To add your Enterprise Resource Outline Codes to the Resource Sheet view, follow these steps:
For additional detailed information about the Enterprise Resource Pool, review the Microsoft Office Project Server 2003 Application Configuration Guide, Chapter 7, "Working with the Enterprise Resource Pool." The Microsoft Office Project Server 2003 Application Configuration Guide is available for download from http://www.microsoft.com/technet/prodtechnol/office/proj2003/reskit/default.mspx.
Review also Microsoft Office Project Server 2003 Security Group Guide available for download from the site listed previously. Many tasks related to usage of the Enterprise Resource Poolresource assignments, building project teams, and so onare dependent on different roles in the organization. Microsoft Office Project Server 2003 Security Group Guide includes role-specific guides for project managers, resource managers, portfolio managers, team leads, executives, and team members.
Enterprise Resource Pool and Active Directory Synchronization
Project Server supports synchronizing a security group that exists in Active Directory with the Enterprise Resource Pool. You manage Active Directory synchronization from the PWA client.
You can use two separate processes or features when adding and updating new users from Active Directory to the Project Server:
Figure 9.21 shows these two available separate AD synchronization features.
Figure 9.21. Synchronize your Enterprise Resource Pool with the Active Directory group.
Users are added to PWA security groups. When new users are added to the Enterprise Resource Pool from the Active Directory, they are automatically placed in the Team Members group. If one of these team members is, for example, a resource manager, that person must be added manually to the appropriate Project Server group as well.
If the Active Directory connector for Project Server finds a user in the Active Directory who is absent from the Enterprise Resource Pool, Active Directory adds the user to the Team Members security group in Project Server. If a user is found in the Enterprise Resource Pool who is not also in Active Directory, and the user has an Active Directory Globally Unique Identifier (GUID), the user account is deactivated in the Project Server database. A user who doesn't have an Active Directory GUID, such as a user who is added directly to Project Server through a project assignment, is not deactivated.
Deactivating a user does not delete the user from the Project Server database. A record of that user's work on project tasks, including any actual work hours, is retained after deactivation.
The synchronization steps can be automated to occur at specific intervals.
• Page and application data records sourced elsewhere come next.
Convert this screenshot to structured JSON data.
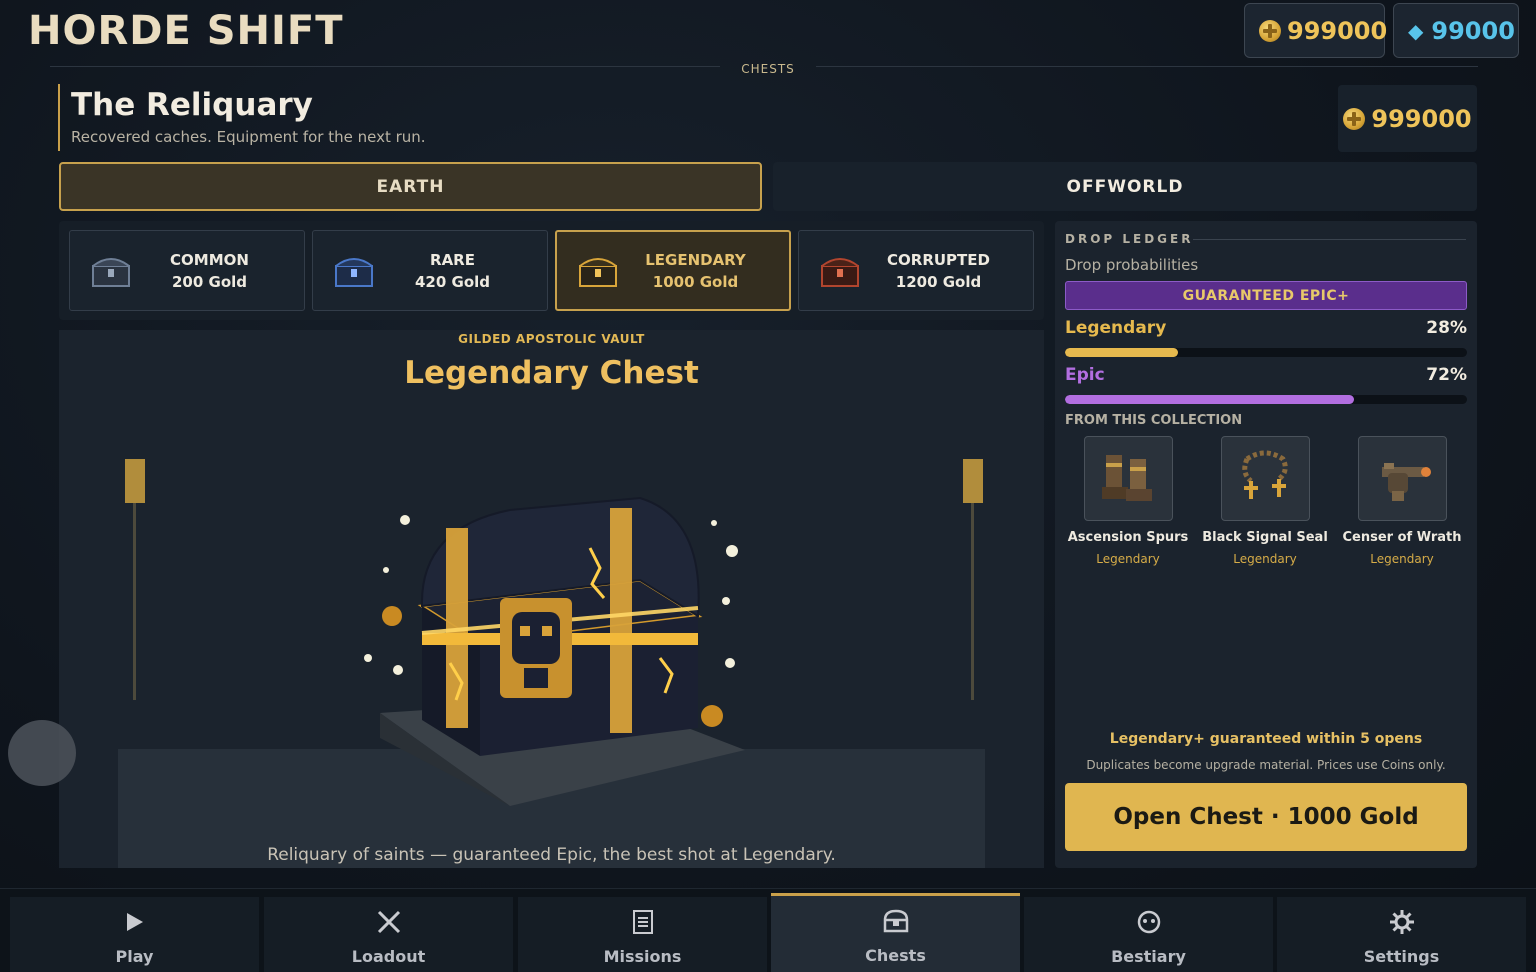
{
  "app": {
    "title": "HORDE SHIFT"
  },
  "currency": {
    "gold": "999000",
    "gems": "99000",
    "gold_icon": "coin-icon",
    "gem_icon": "diamond-icon"
  },
  "section_label": "CHESTS",
  "page": {
    "title": "The Reliquary",
    "subtitle": "Recovered caches. Equipment for the next run.",
    "balance": "999000"
  },
  "worlds": [
    {
      "label": "EARTH",
      "selected": true
    },
    {
      "label": "OFFWORLD",
      "selected": false
    }
  ],
  "tiers": [
    {
      "name": "COMMON",
      "price": "200 Gold",
      "icon": "common-chest-icon",
      "color": "#6f7f96"
    },
    {
      "name": "RARE",
      "price": "420 Gold",
      "icon": "rare-chest-icon",
      "color": "#4a78c9"
    },
    {
      "name": "LEGENDARY",
      "price": "1000 Gold",
      "icon": "legendary-chest-icon",
      "color": "#d9a53a",
      "selected": true
    },
    {
      "name": "CORRUPTED",
      "price": "1200 Gold",
      "icon": "corrupted-chest-icon",
      "color": "#b2452e"
    }
  ],
  "preview": {
    "subtitle": "GILDED APOSTOLIC VAULT",
    "title": "Legendary Chest",
    "description": "Reliquary of saints — guaranteed Epic, the best shot at Legendary."
  },
  "ledger": {
    "heading": "DROP LEDGER",
    "subtitle": "Drop probabilities",
    "guarantee": "GUARANTEED EPIC+",
    "odds": [
      {
        "rarity": "Legendary",
        "percent": "28%",
        "value": 0.28,
        "color": "#e6b94e"
      },
      {
        "rarity": "Epic",
        "percent": "72%",
        "value": 0.72,
        "color": "#b26ee0"
      }
    ],
    "collection_label": "FROM THIS COLLECTION",
    "items": [
      {
        "name": "Ascension Spurs",
        "rarity": "Legendary",
        "icon": "boots-icon"
      },
      {
        "name": "Black Signal Seal",
        "rarity": "Legendary",
        "icon": "rosary-icon"
      },
      {
        "name": "Censer of Wrath",
        "rarity": "Legendary",
        "icon": "censer-gun-icon"
      }
    ],
    "guarantee_note": "Legendary+ guaranteed within 5 opens",
    "duplicate_note": "Duplicates become upgrade material. Prices use Coins only.",
    "open_button": "Open Chest · 1000 Gold"
  },
  "nav": [
    {
      "label": "Play",
      "icon": "play-icon"
    },
    {
      "label": "Loadout",
      "icon": "crossed-swords-icon"
    },
    {
      "label": "Missions",
      "icon": "document-icon"
    },
    {
      "label": "Chests",
      "icon": "chest-icon",
      "active": true
    },
    {
      "label": "Bestiary",
      "icon": "creature-icon"
    },
    {
      "label": "Settings",
      "icon": "gear-icon"
    }
  ]
}
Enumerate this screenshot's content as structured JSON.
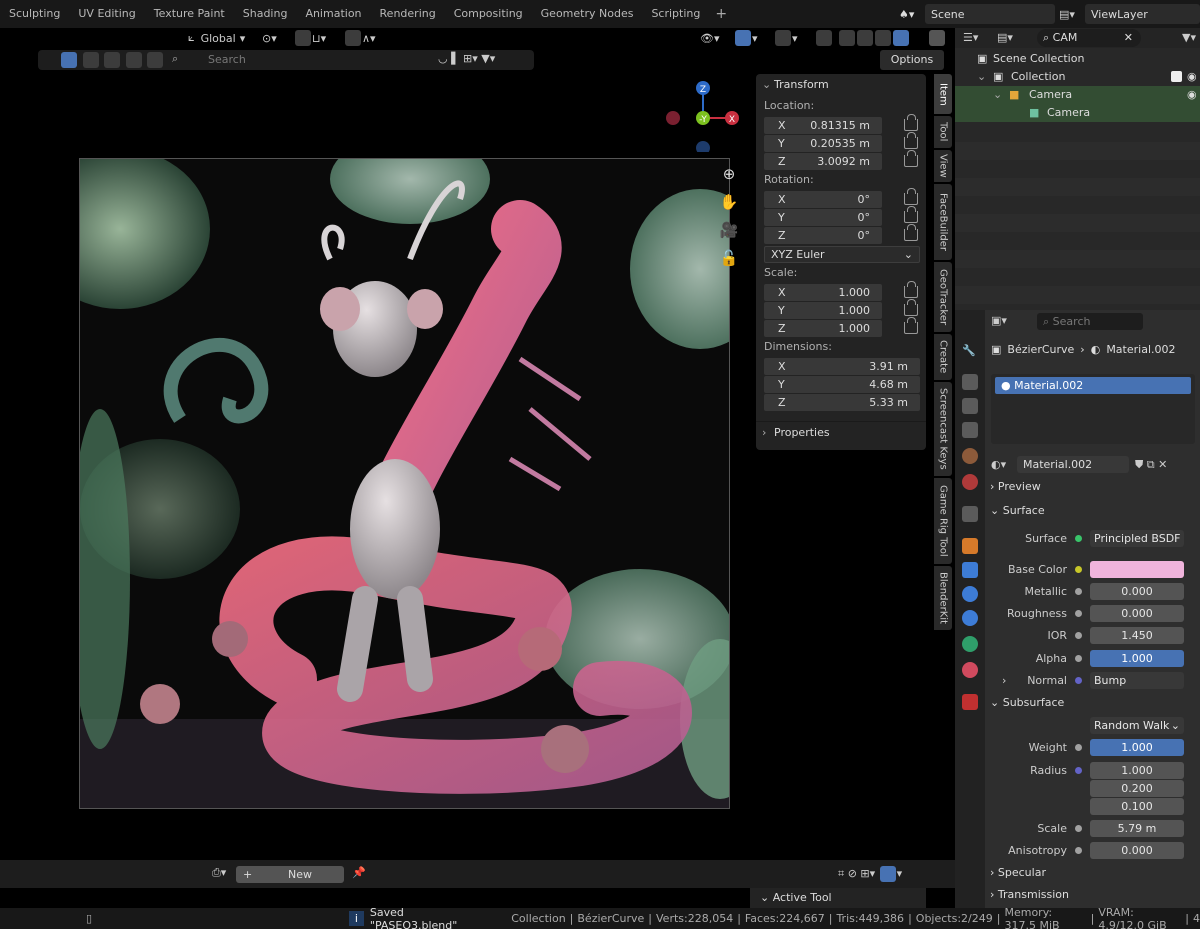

Typically, the synchronization of Active Directory security groups happens after the initial synchronization of the Enterprise Resource Pool.
For additional detailed information about synchronizing the Enterprise Resource Pool with Active Directory, see the topic "Synchronizing the Enterprise Resource Pool with Active Directory" in Chapter 5, "Configuring Project Server 2003" of the Microsoft Office Project Server 2003 Administrator's Guide.
For more information about synchronizing Project Server security groups with security groups in Active Directory, see the topic "Security Group Synchronization with Active Directory" in Chapter 2, "Managing Users and Groups," of the Microsoft Office Project Server 2003 Administrator's Guide, available for download from http://www.microsoft.com/technet/prodtechnol/office/proj2003/reskit/default.mspx.
Microsoft knowledge base is another excellent source of updated information about AD synchronization. Review the articles (search for "Active Directory") available at http://support.microsoft.com/search/?adv=1&spid=2526.